» **WORK ITEM**
In the data beneath this task, how many lines contain "than"? Answer with the number only.

» **SUPPLIED RECORDS**
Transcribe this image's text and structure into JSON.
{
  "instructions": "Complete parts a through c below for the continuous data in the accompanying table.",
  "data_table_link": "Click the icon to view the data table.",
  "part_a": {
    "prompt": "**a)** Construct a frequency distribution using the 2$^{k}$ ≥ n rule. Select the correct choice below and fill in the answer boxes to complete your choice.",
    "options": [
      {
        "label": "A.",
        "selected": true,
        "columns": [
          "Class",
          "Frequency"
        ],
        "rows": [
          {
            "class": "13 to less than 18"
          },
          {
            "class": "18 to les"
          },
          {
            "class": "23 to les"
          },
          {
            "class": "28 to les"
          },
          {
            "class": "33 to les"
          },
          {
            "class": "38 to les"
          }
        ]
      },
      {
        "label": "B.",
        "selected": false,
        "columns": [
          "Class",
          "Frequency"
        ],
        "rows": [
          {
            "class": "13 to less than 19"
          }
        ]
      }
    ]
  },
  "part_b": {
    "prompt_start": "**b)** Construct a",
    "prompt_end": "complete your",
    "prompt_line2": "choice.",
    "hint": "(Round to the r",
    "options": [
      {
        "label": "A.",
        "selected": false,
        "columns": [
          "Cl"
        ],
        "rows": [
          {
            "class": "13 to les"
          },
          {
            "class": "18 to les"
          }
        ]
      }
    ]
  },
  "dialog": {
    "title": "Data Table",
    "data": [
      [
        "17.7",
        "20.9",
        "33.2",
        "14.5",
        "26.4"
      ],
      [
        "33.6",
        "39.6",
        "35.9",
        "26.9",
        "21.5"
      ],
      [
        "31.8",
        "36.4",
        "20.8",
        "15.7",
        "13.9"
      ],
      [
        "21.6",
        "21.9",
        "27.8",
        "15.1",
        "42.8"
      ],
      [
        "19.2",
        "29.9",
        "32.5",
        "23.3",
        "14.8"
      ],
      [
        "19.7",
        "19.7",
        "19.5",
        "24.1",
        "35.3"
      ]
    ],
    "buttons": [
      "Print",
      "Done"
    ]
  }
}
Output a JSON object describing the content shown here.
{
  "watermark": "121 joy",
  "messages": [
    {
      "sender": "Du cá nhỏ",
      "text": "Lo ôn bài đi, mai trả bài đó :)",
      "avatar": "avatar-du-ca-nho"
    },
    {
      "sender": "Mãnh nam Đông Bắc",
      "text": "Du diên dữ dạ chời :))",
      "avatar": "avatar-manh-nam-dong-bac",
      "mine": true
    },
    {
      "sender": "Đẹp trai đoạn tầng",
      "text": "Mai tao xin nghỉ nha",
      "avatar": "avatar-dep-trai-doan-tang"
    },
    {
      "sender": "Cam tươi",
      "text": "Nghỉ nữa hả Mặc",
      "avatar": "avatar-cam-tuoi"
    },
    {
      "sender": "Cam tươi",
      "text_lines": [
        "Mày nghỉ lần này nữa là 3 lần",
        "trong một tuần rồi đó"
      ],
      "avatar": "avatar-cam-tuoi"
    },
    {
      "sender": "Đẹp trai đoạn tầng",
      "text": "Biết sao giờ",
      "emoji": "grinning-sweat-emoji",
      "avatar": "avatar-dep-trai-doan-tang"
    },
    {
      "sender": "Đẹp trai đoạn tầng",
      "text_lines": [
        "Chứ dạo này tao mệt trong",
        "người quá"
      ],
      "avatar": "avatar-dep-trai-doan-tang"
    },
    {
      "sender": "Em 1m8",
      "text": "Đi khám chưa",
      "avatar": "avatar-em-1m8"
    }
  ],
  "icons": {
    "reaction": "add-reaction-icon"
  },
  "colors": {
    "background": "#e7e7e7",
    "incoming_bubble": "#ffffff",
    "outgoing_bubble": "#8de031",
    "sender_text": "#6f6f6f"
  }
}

» **SOLVED EXERCISE**
2